§ **PROVIDED ENTRIES**
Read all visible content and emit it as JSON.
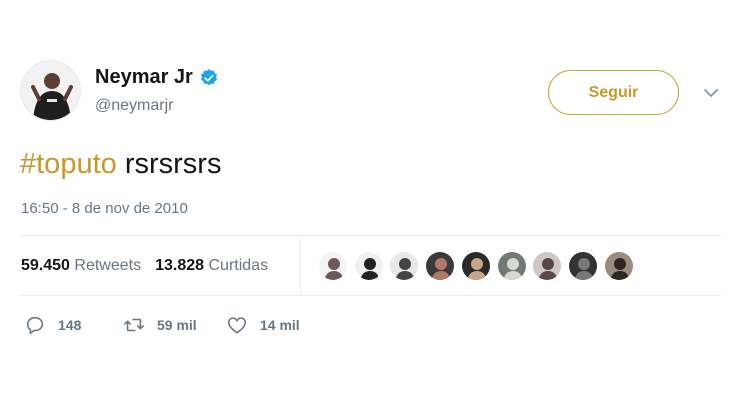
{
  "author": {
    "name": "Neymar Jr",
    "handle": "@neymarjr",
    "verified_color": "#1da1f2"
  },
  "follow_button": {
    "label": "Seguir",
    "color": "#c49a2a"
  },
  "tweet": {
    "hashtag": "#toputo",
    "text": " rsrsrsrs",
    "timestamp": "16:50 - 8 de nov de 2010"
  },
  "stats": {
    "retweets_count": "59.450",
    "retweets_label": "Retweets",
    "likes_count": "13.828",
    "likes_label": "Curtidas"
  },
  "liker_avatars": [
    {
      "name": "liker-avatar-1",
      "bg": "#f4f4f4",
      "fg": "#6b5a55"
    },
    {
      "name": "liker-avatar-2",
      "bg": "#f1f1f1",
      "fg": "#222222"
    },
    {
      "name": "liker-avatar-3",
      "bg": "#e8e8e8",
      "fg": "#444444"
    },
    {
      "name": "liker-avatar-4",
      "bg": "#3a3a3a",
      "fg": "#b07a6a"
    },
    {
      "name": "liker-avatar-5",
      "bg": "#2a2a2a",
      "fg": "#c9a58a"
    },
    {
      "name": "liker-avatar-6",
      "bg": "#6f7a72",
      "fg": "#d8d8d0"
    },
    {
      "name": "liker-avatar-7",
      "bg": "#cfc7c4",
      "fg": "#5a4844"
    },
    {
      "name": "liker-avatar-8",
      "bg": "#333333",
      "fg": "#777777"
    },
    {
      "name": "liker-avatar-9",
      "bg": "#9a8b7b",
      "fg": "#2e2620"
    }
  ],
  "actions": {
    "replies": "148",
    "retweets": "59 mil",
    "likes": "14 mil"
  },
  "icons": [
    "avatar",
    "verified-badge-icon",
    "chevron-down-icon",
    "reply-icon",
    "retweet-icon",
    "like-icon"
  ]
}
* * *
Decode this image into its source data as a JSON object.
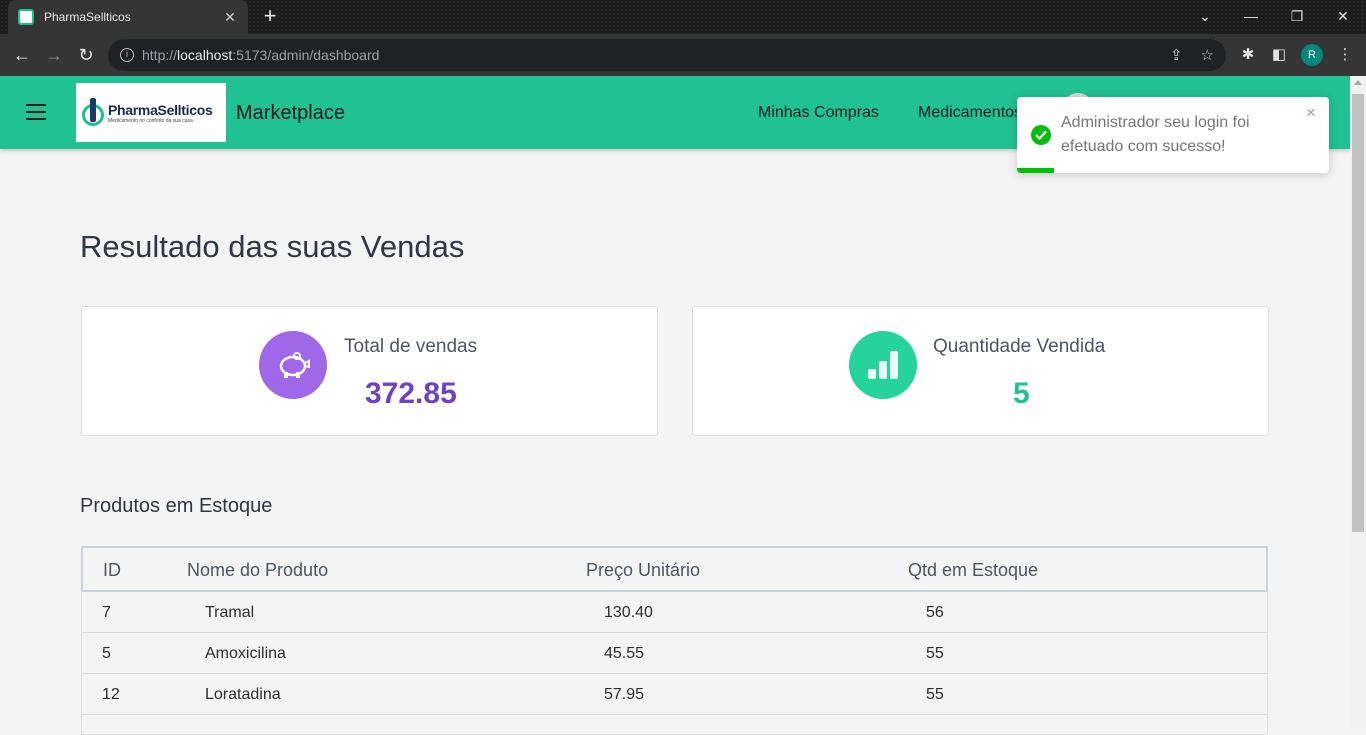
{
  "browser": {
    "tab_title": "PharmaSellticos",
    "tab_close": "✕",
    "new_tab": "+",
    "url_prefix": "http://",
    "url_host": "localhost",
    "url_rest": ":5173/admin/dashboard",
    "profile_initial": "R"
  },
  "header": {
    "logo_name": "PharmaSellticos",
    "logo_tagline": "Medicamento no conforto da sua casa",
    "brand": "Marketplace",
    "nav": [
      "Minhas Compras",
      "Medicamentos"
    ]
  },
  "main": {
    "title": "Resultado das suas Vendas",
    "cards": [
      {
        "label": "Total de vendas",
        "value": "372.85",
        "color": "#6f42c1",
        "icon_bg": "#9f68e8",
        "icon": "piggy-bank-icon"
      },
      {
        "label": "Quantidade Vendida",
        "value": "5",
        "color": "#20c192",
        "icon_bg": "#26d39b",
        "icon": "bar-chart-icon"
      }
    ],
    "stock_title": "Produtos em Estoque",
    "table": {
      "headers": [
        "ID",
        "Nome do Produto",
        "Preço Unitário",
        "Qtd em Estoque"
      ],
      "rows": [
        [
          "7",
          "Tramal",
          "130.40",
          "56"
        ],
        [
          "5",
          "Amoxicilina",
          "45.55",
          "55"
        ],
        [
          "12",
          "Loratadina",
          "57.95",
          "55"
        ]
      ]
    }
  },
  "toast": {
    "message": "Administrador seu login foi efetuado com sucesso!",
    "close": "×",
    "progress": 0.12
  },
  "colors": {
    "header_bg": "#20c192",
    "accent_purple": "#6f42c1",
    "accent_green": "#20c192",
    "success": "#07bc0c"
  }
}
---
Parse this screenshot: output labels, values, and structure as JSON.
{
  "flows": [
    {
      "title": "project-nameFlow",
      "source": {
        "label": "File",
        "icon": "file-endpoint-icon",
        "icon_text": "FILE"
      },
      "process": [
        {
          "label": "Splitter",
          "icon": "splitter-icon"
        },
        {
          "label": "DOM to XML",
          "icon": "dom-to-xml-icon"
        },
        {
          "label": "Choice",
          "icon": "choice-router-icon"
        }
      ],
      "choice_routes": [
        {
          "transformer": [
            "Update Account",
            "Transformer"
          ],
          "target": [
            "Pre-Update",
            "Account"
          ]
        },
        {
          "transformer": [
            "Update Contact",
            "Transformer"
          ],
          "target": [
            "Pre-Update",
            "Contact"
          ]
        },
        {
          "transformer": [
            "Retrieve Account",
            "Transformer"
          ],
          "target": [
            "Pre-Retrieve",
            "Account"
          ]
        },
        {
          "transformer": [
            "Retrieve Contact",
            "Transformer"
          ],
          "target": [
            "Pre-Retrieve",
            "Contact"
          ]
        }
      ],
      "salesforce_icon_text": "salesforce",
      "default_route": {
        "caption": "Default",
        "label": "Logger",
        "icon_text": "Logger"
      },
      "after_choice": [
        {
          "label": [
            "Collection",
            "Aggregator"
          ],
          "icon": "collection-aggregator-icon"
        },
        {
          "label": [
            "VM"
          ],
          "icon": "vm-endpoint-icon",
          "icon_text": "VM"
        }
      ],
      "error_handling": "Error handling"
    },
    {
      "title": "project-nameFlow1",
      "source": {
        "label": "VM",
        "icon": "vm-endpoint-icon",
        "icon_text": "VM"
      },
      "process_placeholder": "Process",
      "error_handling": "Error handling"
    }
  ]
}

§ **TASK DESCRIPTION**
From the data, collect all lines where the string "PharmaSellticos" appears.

§ **EXERCISE SOLUTION**
    "tab_title": "PharmaSellticos",
    "logo_name": "PharmaSellticos",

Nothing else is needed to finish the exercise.